# [AIM OF THE EXERCISE]
Look through the records below, and whenever a line contains "ffffff", copy it.

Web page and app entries
◆ ◆ ◆ ◆

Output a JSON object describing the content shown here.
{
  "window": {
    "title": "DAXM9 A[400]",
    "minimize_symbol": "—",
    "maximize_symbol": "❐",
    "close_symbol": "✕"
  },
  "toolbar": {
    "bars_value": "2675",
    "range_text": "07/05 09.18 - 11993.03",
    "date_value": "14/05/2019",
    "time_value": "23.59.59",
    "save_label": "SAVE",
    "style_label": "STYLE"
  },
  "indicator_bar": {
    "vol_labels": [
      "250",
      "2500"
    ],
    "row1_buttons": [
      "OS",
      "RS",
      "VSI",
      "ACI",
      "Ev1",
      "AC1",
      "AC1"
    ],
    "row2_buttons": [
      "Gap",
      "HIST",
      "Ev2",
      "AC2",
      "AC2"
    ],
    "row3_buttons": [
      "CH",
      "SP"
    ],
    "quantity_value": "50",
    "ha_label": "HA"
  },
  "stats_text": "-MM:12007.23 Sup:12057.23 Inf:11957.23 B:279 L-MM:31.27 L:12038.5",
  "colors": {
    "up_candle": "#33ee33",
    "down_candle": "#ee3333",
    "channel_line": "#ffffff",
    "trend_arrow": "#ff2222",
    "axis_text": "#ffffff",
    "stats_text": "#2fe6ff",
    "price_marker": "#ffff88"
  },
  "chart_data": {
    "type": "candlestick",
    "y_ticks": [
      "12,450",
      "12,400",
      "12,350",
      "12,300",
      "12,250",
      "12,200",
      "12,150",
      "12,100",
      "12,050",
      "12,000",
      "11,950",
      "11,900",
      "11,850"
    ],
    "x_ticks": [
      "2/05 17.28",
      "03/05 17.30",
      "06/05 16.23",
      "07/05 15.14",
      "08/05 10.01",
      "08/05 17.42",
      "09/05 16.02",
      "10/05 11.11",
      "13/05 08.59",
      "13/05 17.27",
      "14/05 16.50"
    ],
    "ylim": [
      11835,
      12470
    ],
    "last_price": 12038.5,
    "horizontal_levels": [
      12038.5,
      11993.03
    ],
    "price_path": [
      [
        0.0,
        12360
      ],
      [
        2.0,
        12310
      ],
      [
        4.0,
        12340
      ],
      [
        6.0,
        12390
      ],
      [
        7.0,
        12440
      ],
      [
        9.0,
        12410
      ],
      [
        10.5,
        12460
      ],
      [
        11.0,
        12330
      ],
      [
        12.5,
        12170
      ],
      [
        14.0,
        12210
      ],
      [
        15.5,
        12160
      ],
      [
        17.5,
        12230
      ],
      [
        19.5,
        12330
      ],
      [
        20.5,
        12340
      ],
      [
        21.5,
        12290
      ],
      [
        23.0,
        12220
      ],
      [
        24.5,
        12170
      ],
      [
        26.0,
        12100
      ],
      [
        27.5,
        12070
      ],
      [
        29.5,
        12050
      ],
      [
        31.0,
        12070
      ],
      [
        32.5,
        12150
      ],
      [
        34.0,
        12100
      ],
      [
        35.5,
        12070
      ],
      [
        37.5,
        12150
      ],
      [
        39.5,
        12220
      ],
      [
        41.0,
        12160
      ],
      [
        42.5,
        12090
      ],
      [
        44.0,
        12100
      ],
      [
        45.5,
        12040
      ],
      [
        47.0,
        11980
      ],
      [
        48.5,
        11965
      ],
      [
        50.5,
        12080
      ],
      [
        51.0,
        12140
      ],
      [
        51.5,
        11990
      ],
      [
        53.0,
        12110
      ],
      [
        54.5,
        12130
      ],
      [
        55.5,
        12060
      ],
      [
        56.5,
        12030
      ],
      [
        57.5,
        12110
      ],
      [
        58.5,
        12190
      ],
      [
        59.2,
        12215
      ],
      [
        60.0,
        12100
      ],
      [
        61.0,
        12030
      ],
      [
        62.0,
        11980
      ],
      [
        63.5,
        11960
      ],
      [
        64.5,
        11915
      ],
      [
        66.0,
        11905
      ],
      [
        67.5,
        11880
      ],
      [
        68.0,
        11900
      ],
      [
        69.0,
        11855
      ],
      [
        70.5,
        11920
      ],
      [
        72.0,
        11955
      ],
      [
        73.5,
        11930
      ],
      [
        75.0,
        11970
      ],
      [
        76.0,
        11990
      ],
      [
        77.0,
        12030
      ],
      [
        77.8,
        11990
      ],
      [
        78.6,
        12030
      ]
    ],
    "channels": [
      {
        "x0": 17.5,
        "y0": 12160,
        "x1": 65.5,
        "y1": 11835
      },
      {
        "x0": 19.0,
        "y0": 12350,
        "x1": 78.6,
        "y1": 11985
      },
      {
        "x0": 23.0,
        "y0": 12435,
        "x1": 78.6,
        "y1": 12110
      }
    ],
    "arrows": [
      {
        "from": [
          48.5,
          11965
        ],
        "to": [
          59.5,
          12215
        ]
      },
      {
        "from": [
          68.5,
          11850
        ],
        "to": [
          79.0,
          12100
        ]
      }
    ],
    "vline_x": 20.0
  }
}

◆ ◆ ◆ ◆

# [SOLUTION FOR THIS TASK]
    "channel_line": "#ffffff",
    "axis_text": "#ffffff",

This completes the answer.